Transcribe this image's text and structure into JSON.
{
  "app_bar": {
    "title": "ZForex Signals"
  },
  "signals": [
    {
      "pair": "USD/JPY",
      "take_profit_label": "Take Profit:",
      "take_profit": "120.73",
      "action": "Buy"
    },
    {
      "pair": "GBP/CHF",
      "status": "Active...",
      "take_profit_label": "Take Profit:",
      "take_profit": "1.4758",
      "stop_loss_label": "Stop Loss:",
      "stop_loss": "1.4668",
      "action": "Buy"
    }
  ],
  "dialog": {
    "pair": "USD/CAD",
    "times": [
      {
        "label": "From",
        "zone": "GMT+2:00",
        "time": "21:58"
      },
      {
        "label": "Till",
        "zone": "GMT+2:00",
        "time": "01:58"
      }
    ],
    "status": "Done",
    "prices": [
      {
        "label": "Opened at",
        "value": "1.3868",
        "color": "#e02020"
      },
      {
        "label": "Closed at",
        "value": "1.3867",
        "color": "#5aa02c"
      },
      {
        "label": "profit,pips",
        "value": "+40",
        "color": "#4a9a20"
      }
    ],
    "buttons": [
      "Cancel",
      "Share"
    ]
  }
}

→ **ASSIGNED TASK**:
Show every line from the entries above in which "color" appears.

→ **RESPONSE TO THE EXERCISE**:
        "color": "#e02020"
        "color": "#5aa02c"
        "color": "#4a9a20"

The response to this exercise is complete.